When my kids were infants, your only option was a sound monitor, which we used with both boys. Since then, motion monitors like the Angelcare appeared, which uses an under-the-mattress pad that alerts parents when no movement has been detected for twenty seconds. Then, video monitors became popular, as well as iPhone apps that can serve as baby monitors.
Now, with the impending launch of the Owlet Smart Sock (pictured above, a device that fits on an infant's foot and sends data to your smartphone, including baby's skin temperature, heart rate, blood oxygen levels, and alerts when the baby is rolling over), parents can monitor a host of vital signs as well as visual and auditory cues.
At what point, though, is more monitoring too much? I can see using the Owlet for babies with special needs, like preemies or those born with health challenges. But it's certain that there will be a host of parents with healthy, to-term babies who will jump at the chance to have what will likely be dubbed "peace of mind." But is it really peace? With more data, are you only more likely to worry?
Can you have too much of a good thing when it comes to a baby's sleep safety? What kind of monitor did you or would you use in a nursery?
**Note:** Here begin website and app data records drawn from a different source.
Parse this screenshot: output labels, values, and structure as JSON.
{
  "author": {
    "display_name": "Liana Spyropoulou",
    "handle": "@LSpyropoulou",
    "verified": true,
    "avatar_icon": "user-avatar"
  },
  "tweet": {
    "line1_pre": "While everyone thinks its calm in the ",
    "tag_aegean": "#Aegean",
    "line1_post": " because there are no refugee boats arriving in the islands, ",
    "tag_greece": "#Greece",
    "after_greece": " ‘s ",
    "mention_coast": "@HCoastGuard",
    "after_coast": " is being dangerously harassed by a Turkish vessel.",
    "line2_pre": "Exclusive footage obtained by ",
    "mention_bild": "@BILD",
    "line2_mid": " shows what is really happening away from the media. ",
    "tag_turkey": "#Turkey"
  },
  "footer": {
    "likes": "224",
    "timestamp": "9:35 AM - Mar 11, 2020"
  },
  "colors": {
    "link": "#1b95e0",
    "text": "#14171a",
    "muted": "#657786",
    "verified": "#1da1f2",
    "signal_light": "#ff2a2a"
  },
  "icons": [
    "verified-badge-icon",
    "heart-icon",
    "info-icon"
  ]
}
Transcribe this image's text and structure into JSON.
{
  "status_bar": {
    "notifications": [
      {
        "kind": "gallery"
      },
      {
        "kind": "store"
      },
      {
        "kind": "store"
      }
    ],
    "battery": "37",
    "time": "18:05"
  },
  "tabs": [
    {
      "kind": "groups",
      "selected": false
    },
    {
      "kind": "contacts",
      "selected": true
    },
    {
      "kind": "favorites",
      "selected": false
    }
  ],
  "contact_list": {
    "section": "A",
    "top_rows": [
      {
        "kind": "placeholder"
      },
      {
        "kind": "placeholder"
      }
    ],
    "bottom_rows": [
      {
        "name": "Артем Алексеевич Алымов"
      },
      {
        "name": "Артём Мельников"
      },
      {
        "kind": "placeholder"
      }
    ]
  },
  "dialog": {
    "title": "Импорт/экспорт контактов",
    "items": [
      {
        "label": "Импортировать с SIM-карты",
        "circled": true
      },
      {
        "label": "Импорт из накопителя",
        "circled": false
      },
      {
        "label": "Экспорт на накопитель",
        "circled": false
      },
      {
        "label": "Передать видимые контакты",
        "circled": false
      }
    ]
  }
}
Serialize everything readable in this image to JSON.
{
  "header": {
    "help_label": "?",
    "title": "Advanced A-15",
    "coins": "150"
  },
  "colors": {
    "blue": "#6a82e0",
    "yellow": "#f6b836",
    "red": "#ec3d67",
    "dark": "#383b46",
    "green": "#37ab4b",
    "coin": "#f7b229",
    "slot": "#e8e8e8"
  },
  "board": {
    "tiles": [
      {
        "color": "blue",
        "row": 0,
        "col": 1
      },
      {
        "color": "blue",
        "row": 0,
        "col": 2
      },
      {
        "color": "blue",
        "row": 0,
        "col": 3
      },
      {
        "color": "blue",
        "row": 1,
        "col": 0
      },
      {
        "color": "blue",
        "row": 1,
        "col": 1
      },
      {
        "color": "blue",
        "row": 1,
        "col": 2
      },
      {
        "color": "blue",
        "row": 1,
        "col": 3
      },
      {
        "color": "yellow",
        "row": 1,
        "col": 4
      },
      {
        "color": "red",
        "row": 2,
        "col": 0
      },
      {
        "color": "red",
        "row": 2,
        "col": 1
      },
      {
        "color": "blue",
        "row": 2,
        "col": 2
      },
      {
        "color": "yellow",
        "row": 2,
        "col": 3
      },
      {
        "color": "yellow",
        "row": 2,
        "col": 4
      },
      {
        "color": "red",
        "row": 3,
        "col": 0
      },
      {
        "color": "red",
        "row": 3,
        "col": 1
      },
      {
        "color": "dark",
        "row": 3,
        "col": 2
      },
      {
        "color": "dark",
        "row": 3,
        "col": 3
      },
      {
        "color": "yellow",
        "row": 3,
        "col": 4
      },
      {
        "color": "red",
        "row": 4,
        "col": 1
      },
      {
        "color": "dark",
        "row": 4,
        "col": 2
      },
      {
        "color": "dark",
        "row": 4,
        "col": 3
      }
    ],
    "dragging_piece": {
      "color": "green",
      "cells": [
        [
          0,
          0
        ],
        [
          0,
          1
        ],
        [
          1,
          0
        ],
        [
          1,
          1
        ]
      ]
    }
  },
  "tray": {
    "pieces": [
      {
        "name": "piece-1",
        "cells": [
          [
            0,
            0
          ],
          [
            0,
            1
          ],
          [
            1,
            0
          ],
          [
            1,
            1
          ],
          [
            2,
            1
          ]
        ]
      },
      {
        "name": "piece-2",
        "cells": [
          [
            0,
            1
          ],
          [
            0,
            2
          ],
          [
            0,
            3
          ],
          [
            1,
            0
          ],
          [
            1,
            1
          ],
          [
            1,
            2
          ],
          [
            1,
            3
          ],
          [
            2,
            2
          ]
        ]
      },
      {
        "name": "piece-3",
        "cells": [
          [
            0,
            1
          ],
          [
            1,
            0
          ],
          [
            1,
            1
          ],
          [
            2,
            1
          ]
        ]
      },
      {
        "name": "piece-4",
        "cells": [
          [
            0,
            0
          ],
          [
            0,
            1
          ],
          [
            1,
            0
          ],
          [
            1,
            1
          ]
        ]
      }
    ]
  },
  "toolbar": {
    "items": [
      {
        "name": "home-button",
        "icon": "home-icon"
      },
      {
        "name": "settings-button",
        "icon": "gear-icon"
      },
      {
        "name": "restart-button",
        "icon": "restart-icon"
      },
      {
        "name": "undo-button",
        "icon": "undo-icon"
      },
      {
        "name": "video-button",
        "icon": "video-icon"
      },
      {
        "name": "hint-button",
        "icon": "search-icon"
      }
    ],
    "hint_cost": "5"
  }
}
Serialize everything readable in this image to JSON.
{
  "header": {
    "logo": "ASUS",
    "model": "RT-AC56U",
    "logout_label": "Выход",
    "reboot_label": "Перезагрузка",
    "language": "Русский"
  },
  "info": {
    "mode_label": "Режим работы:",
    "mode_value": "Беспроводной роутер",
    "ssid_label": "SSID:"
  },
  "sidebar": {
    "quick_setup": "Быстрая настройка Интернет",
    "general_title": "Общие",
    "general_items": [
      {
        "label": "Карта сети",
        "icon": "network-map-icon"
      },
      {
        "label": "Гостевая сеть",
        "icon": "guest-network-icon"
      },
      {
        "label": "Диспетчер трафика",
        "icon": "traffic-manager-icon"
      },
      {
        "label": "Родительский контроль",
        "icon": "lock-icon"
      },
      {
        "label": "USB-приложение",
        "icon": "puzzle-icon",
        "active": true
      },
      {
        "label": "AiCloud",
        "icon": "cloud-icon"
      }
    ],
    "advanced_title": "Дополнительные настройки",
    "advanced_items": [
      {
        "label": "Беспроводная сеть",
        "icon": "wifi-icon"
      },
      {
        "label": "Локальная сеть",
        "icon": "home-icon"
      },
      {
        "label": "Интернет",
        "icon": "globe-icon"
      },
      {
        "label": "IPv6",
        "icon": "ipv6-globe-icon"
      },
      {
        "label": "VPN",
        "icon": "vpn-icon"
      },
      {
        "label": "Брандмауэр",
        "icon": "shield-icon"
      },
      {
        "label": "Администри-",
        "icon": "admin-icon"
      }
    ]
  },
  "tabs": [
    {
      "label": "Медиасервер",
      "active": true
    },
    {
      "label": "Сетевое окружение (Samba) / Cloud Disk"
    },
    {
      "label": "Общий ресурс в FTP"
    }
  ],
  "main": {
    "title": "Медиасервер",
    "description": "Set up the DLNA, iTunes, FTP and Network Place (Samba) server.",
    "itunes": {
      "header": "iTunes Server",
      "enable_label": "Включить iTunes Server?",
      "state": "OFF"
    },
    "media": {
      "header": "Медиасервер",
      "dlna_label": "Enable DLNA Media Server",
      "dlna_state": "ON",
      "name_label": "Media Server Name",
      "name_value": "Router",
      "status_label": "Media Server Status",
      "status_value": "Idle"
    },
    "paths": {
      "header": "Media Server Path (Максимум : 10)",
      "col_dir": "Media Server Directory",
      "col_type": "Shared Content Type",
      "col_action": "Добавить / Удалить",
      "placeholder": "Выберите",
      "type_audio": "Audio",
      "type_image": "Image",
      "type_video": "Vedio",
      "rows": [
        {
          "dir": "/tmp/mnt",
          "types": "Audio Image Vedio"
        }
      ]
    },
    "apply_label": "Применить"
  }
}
Let us know your opinion in the comments.
(Image credits: Owlet Baby Care)